Published by the Freedom From Religion Foundation, Inc. FFRF.org

Honorable mention: People of color essay contest — Nicole Kye

Vol. 37 No. 10 December 2020
Nicole Kye                                                                                                                                                                                                                                                                                                                               

Freeing my voice from the iron grip of religion

By Nicole Kye

“Repent your sins.”

“God is watching.”

“That means that you don’t actually believe in Jesus.”

These were the phrases by the Catholic Church that I heard throughout elementary school. I was suffocated by priests, adults, and even peers who criticized my every move.

I was curious and ambitious, but anxiety related to the Church held me in its iron grip. Even though I envisioned myself as a girl who could speak assuredly to crowds, fearlessly lead others, and make a difference in the world, I was trapped by the refrain of “what ifs” constantly echoing in my mind. I feared having my own thoughts, being rejected from the Church, and even missing a single day of mass.

Once entering public middle school, I was introduced to the Franklin Cares Club. The club of six members helped with basic tasks such as bake sales and popcorn stands to raise money for school events.

That’s when the vice principal in charge of the organization marched into my life. Mr. Wu was an energetic man who always sported a tie, rolled-up sleeves, and carried a creative and insightful demeanor. He would excitedly buzz around us students as we completed our tasks, always checking in and challenging us.

Mr. Wu’s favorite question to ask me was “Why not?” If I was skeptical about joining a club, he’d ask “Why not?” If I hesitated to join a debate, he encouraged, “Why not?” If I expressed the most minute hesitation about expressing my true beliefs, he emboldened me by saying, “Why not?” Throughout middle school, he consistently challenged me with this question.

At the beginning of seventh grade, the school held a student council election. To participate in the election, students had to write a speech and deliver it in front of the entire school. I was curious about running, but right on cue, the forbidding chorus of “what ifs” assailed my mind: “What if no one votes for me?” “What if I miss mass for student council meetings?”

“What if my ideas are not accepted?”

But now there was another voice in my head.
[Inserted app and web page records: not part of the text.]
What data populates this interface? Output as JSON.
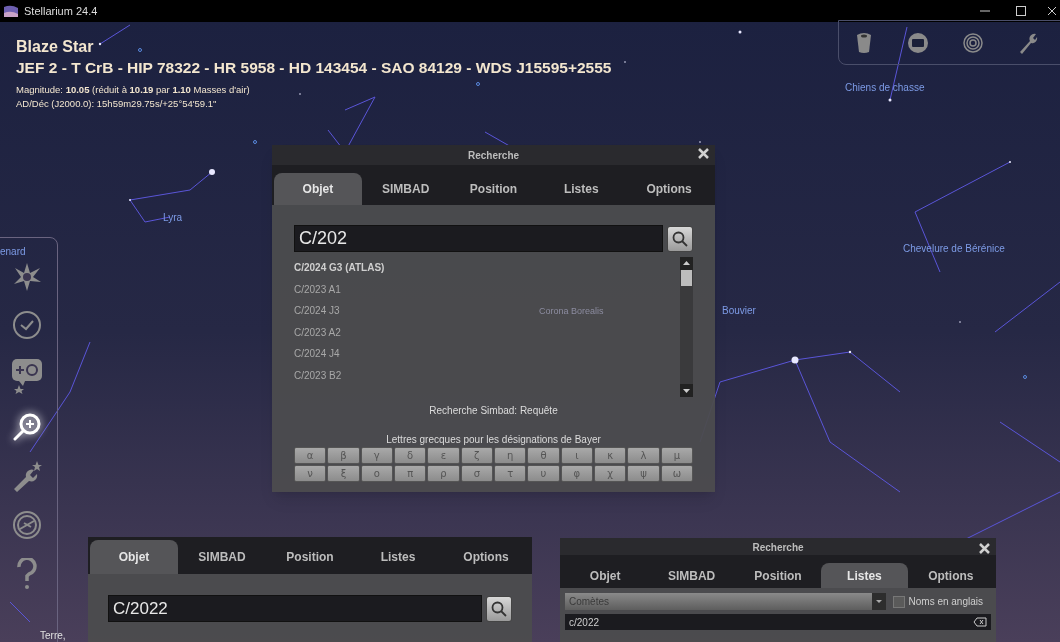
{
  "window": {
    "title": "Stellarium 24.4"
  },
  "object_info": {
    "name": "Blaze Star",
    "designations": "JEF 2 - T CrB - HIP 78322 - HR 5958 - HD 143454 - SAO 84129 - WDS J15595+2555",
    "magnitude": "Magnitude: **10.05** (réduit à **10.19** par **1.10** Masses d'air)",
    "radec": "AD/Déc (J2000.0): 15h59m29.75s/+25°54'59.1\""
  },
  "sky_labels": [
    {
      "text": "Lyra"
    },
    {
      "text": "Chiens de chasse"
    },
    {
      "text": "Chevelure de Bérénice"
    },
    {
      "text": "Bouvier"
    },
    {
      "text": "enard"
    },
    {
      "text": "Terre,"
    }
  ],
  "top_toolbar": [
    {
      "kind": "bucket"
    },
    {
      "kind": "screen"
    },
    {
      "kind": "target"
    },
    {
      "kind": "wrench"
    }
  ],
  "left_toolbar": [
    {
      "kind": "sun",
      "selected": false
    },
    {
      "kind": "clock",
      "selected": false
    },
    {
      "kind": "nebula",
      "selected": false
    },
    {
      "kind": "search",
      "selected": true
    },
    {
      "kind": "wrench",
      "selected": false
    },
    {
      "kind": "compass",
      "selected": false
    },
    {
      "kind": "help",
      "selected": false
    }
  ],
  "search_dialog": {
    "title": "Recherche",
    "tabs": [
      {
        "label": "Objet",
        "selected": true
      },
      {
        "label": "SIMBAD",
        "selected": false
      },
      {
        "label": "Position",
        "selected": false
      },
      {
        "label": "Listes",
        "selected": false
      },
      {
        "label": "Options",
        "selected": false
      }
    ],
    "query": "C/202",
    "results": [
      {
        "text": "C/2024 G3 (ATLAS)",
        "selected": true
      },
      {
        "text": "C/2023 A1",
        "selected": false
      },
      {
        "text": "C/2024 J3",
        "selected": false
      },
      {
        "text": "C/2023 A2",
        "selected": false
      },
      {
        "text": "C/2024 J4",
        "selected": false
      },
      {
        "text": "C/2023 B2",
        "selected": false
      }
    ],
    "background_label": "Corona Borealis",
    "status": "Recherche Simbad: Requête",
    "greek_label": "Lettres grecques pour les désignations de Bayer",
    "greek_letters": [
      "α",
      "β",
      "γ",
      "δ",
      "ε",
      "ζ",
      "η",
      "θ",
      "ι",
      "κ",
      "λ",
      "μ",
      "ν",
      "ξ",
      "ο",
      "π",
      "ρ",
      "σ",
      "τ",
      "υ",
      "φ",
      "χ",
      "ψ",
      "ω"
    ]
  },
  "lower_left_dialog": {
    "tabs": [
      {
        "label": "Objet",
        "selected": true
      },
      {
        "label": "SIMBAD",
        "selected": false
      },
      {
        "label": "Position",
        "selected": false
      },
      {
        "label": "Listes",
        "selected": false
      },
      {
        "label": "Options",
        "selected": false
      }
    ],
    "query": "C/2022"
  },
  "lower_right_dialog": {
    "title": "Recherche",
    "tabs": [
      {
        "label": "Objet",
        "selected": false
      },
      {
        "label": "SIMBAD",
        "selected": false
      },
      {
        "label": "Position",
        "selected": false
      },
      {
        "label": "Listes",
        "selected": true
      },
      {
        "label": "Options",
        "selected": false
      }
    ],
    "list": "Comètes",
    "english_names": {
      "label": "Noms en anglais",
      "checked": false
    },
    "filter": "c/2022"
  }
}
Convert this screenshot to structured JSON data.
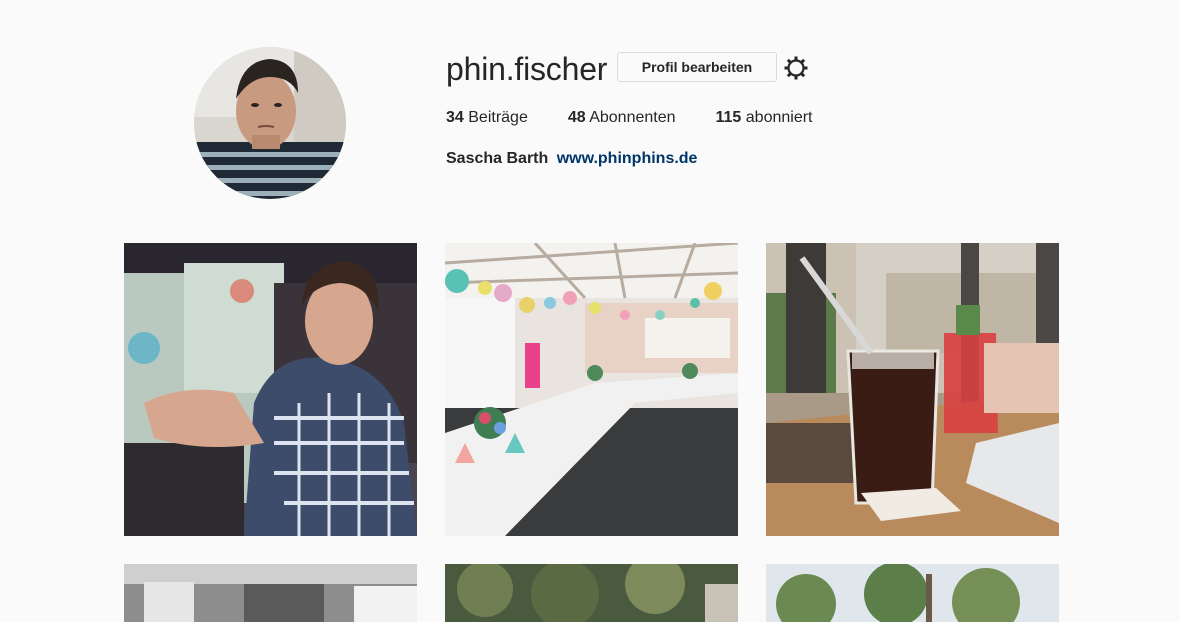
{
  "profile": {
    "username": "phin.fischer",
    "edit_button": "Profil bearbeiten",
    "settings_icon": "gear-icon",
    "stats": {
      "posts_count": "34",
      "posts_label": "Beiträge",
      "followers_count": "48",
      "followers_label": "Abonnenten",
      "following_count": "115",
      "following_label": "abonniert"
    },
    "bio": {
      "full_name": "Sascha Barth",
      "website": "www.phinphins.de"
    }
  },
  "posts": [
    {
      "index": 1
    },
    {
      "index": 2
    },
    {
      "index": 3
    },
    {
      "index": 4
    },
    {
      "index": 5
    },
    {
      "index": 6
    }
  ],
  "colors": {
    "background": "#fafafa",
    "text": "#262626",
    "link": "#003569",
    "border": "#dbdbdb"
  }
}
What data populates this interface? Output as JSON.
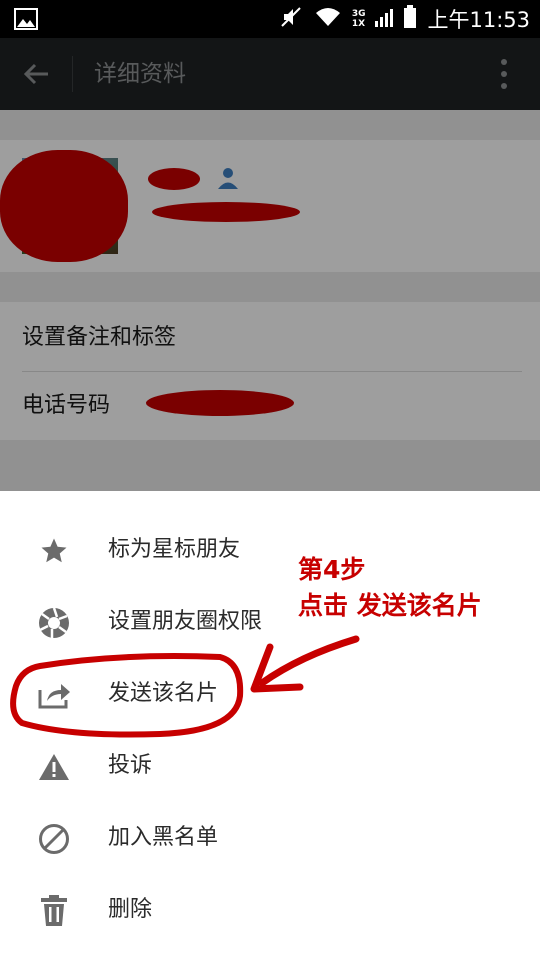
{
  "status_bar": {
    "network_top": "3G",
    "network_bottom": "1X",
    "time": "上午11:53"
  },
  "app_bar": {
    "title": "详细资料"
  },
  "profile": {
    "avatar_icon": "avatar-photo"
  },
  "settings": {
    "items": [
      {
        "label": "设置备注和标签"
      },
      {
        "label": "电话号码"
      }
    ]
  },
  "sheet_menu": {
    "items": [
      {
        "label": "标为星标朋友",
        "icon": "star-icon"
      },
      {
        "label": "设置朋友圈权限",
        "icon": "shutter-icon"
      },
      {
        "label": "发送该名片",
        "icon": "share-icon"
      },
      {
        "label": "投诉",
        "icon": "warning-icon"
      },
      {
        "label": "加入黑名单",
        "icon": "block-icon"
      },
      {
        "label": "删除",
        "icon": "trash-icon"
      }
    ]
  },
  "annotation": {
    "line1": "第4步",
    "line2": "点击 发送该名片",
    "color": "#c70000"
  },
  "colors": {
    "app_bar": "#1f2224",
    "accent_red": "#c70000",
    "icon_grey": "#6b6b6b"
  }
}
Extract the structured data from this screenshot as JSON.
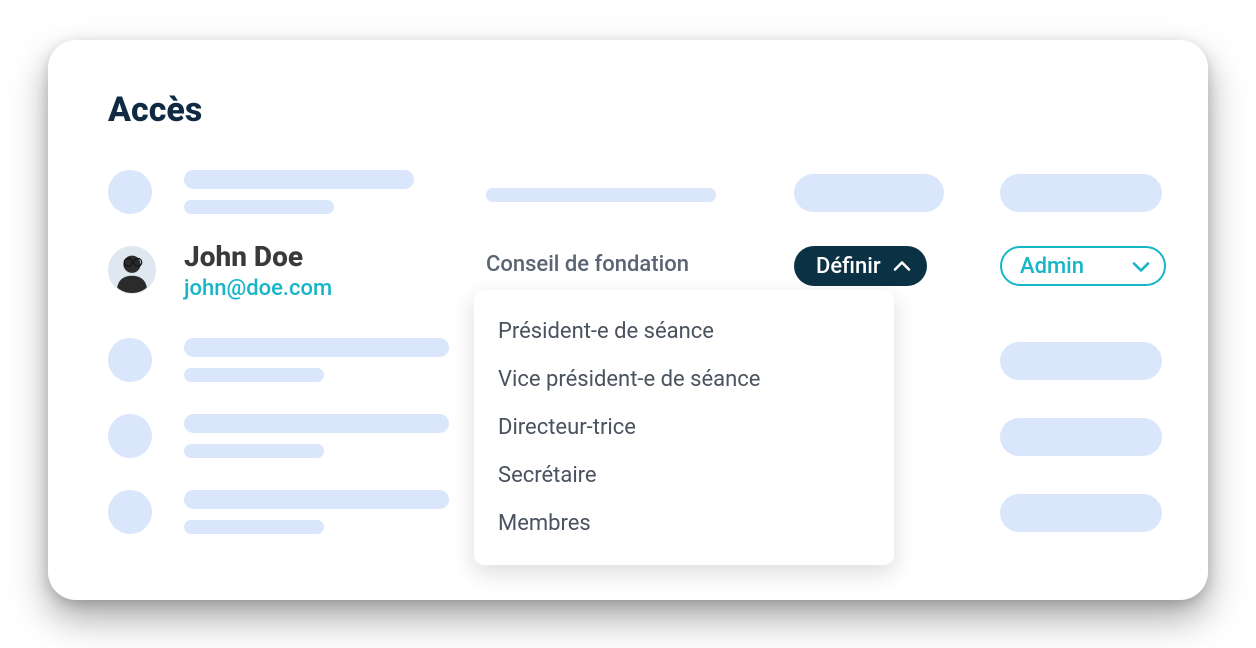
{
  "title": "Accès",
  "user": {
    "name": "John Doe",
    "email": "john@doe.com",
    "council": "Conseil de fondation"
  },
  "define_label": "Définir",
  "admin_label": "Admin",
  "roles": [
    "Président-e de séance",
    "Vice président-e de séance",
    "Directeur-trice",
    "Secrétaire",
    "Membres"
  ]
}
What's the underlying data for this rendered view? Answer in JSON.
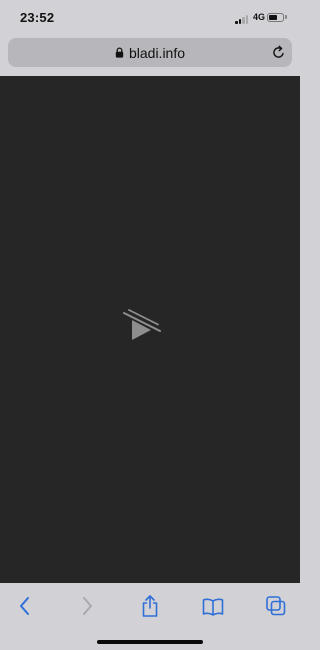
{
  "status_bar": {
    "time": "23:52",
    "network": "4G",
    "battery_level": 0.6
  },
  "address_bar": {
    "url": "bladi.info",
    "secure_icon": "lock-icon",
    "reload_icon": "reload-icon"
  },
  "content": {
    "state": "video-unavailable",
    "icon": "video-unavailable-icon",
    "background": "#262626"
  },
  "toolbar": {
    "accent_color": "#2f6fd6",
    "disabled_color": "#a8a8ae",
    "items": [
      {
        "name": "back",
        "icon": "chevron-left-icon",
        "enabled": true
      },
      {
        "name": "forward",
        "icon": "chevron-right-icon",
        "enabled": false
      },
      {
        "name": "share",
        "icon": "share-icon",
        "enabled": true
      },
      {
        "name": "bookmarks",
        "icon": "book-icon",
        "enabled": true
      },
      {
        "name": "tabs",
        "icon": "tabs-icon",
        "enabled": true
      }
    ]
  }
}
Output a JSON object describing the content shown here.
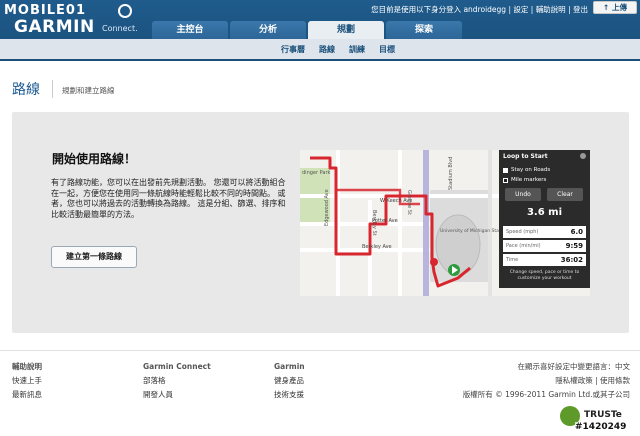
{
  "brand": {
    "mobile": "MOBILE01",
    "garmin": "GARMIN",
    "connect": "Connect."
  },
  "header_links": {
    "login_prefix": "您目前是使用以下身分登入 androidegg",
    "settings": "設定",
    "help": "輔助說明",
    "logout": "登出"
  },
  "upload": "↑ 上傳",
  "tabs": [
    "主控台",
    "分析",
    "規劃",
    "探索"
  ],
  "subnav": [
    "行事曆",
    "路線",
    "訓練",
    "目標"
  ],
  "page": {
    "title": "路線",
    "subtitle": "規劃和建立路線"
  },
  "hero": {
    "title": "開始使用路線！",
    "text": "有了路線功能，您可以在出發前先規劃活動。 您還可以將活動組合在一起，方便您在使用同一條航線時能輕鬆比較不同的時間點。 或者，您也可以將過去的活動轉換為路線。 這是分組、篩選、排序和比較活動最簡單的方法。",
    "cta": "建立第一條路線"
  },
  "map": {
    "labels": [
      "W Keech Ave",
      "Potter Ave",
      "Berkley Ave",
      "University of Michigan Stadium",
      "dinger Park",
      "Stadium Blvd",
      "Greene St",
      "Berkley St",
      "Edgewood Ave"
    ],
    "panel": {
      "title": "Loop to Start",
      "stay_on_roads": "Stay on Roads",
      "mile_markers": "Mile markers",
      "undo": "Undo",
      "clear": "Clear",
      "distance": "3.6 mi",
      "rows": [
        {
          "label": "Speed (mph)",
          "value": "6.0"
        },
        {
          "label": "Pace (min/mi)",
          "value": "9:59"
        },
        {
          "label": "Time",
          "value": "36:02"
        }
      ],
      "footer": "Change speed, pace or time to customize your workout"
    }
  },
  "footer": {
    "col1": {
      "head": "輔助說明",
      "items": [
        "快速上手",
        "最新訊息"
      ]
    },
    "col2": {
      "head": "Garmin Connect",
      "items": [
        "部落格",
        "開發人員"
      ]
    },
    "col3": {
      "head": "Garmin",
      "items": [
        "健身產品",
        "技術支援"
      ]
    },
    "lang": "在顯示喜好設定中變更語言：中文",
    "privacy": "隱私權政策 | 使用條款",
    "copyright": "版權所有 © 1996-2011 Garmin Ltd.或其子公司",
    "truste": "TRUSTe",
    "watermark": "#1420249"
  }
}
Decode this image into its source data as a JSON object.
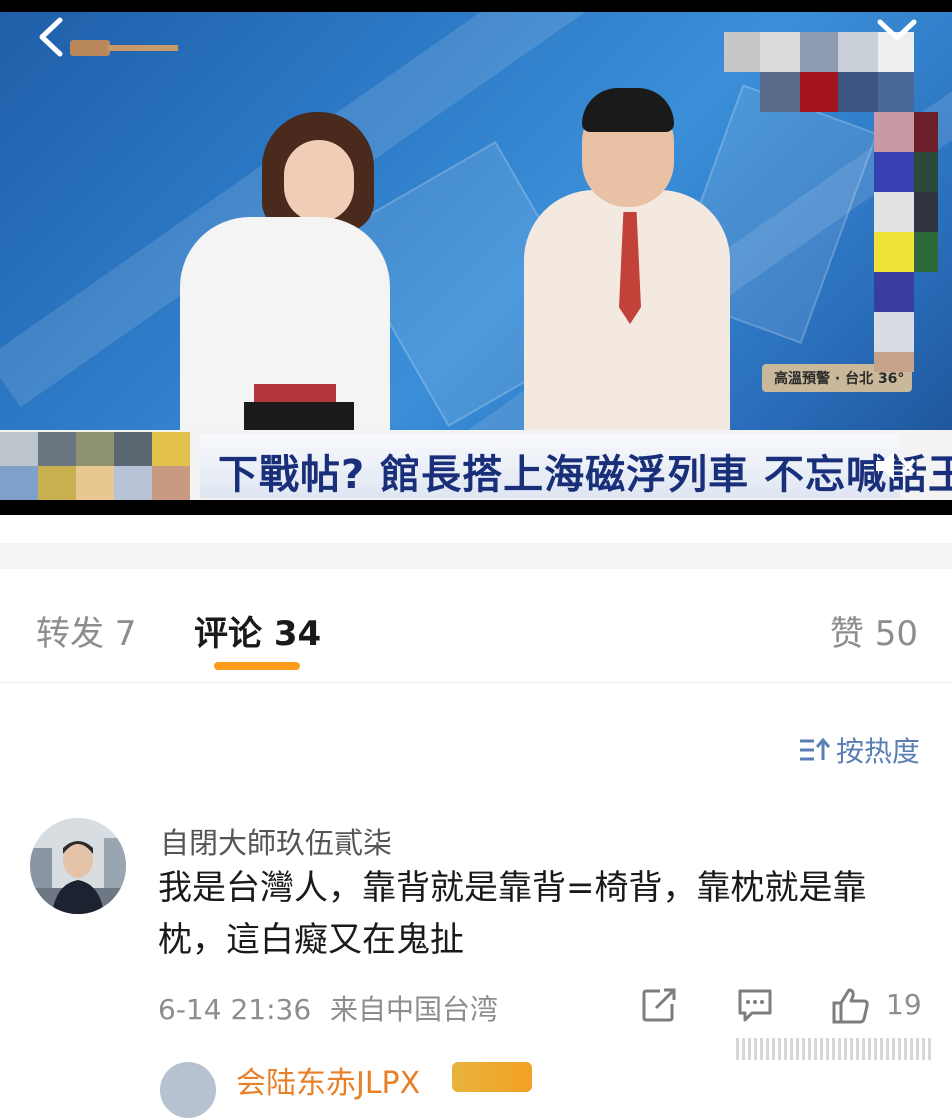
{
  "video": {
    "caption": "下戰帖? 館長搭上海磁浮列車  不忘喊話王義川",
    "weather_label": "高溫預警 · 台北 36°"
  },
  "tabs": {
    "repost": "转发 7",
    "comments": "评论 34",
    "likes": "赞 50"
  },
  "sort": {
    "label": "按热度"
  },
  "comment": {
    "username": "自閉大師玖伍貳柒",
    "text": "我是台灣人，靠背就是靠背=椅背，靠枕就是靠枕，這白癡又在鬼扯",
    "time": "6-14 21:36",
    "source": "来自中国台湾",
    "likes": "19"
  },
  "next_comment": {
    "username": "会陆东赤JLPX"
  },
  "colors": {
    "accent": "#ff9a1a",
    "link": "#5b7fb4",
    "caption_text": "#1a2f7a"
  },
  "icons": [
    "back-icon",
    "collapse-icon",
    "mute-icon",
    "sort-icon",
    "share-icon",
    "reply-icon",
    "like-icon"
  ]
}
The voice of Mr. Wu and his trademark expression — “Why not?” “Why not try?” “Why not pursue this goal?” His mighty “why nots” began to drown out my nervous “what ifs.”

I ended up running for student council and being elected secretary. And I didn’t stop there. Mr. Wu’s words had imbued me with a new determination. I embraced the challenge and developed a driving confidence to engage in various clubs and connect with new people.

Now, when I’m faced with a decision, the voice that asks me “Why not?” is my own. This mantra has given me the courage to leave the Church, become the president of multiple clubs, and help organize a countywide festival. I have used these simple words to be

at back that iron hold religion held me in and to become the fearless fighting female my younger self envisioned. While my former church community has forgotten me, I have found new freedom in fighting for human rights, racial equality, and in supporting the LGBTQ+ communities. As a first-generation, non-religious woman and scholar of color, I can only hope that the secular communities on campuses across America warmly accept the new diverse group of incoming first-year students this semester. Finally, I can confidently say that rather than getting engulfed with angst, I now boldly charge into a world of unknowns, with a chorus of “Why nots?” spurring me onward.

Nicole, 19, is a first-year student at Cornell University and hopes to become a cardiac surgeon. Nicole volunteered at the public library and local hospital during high school and also was president of the Civics Youth Corps.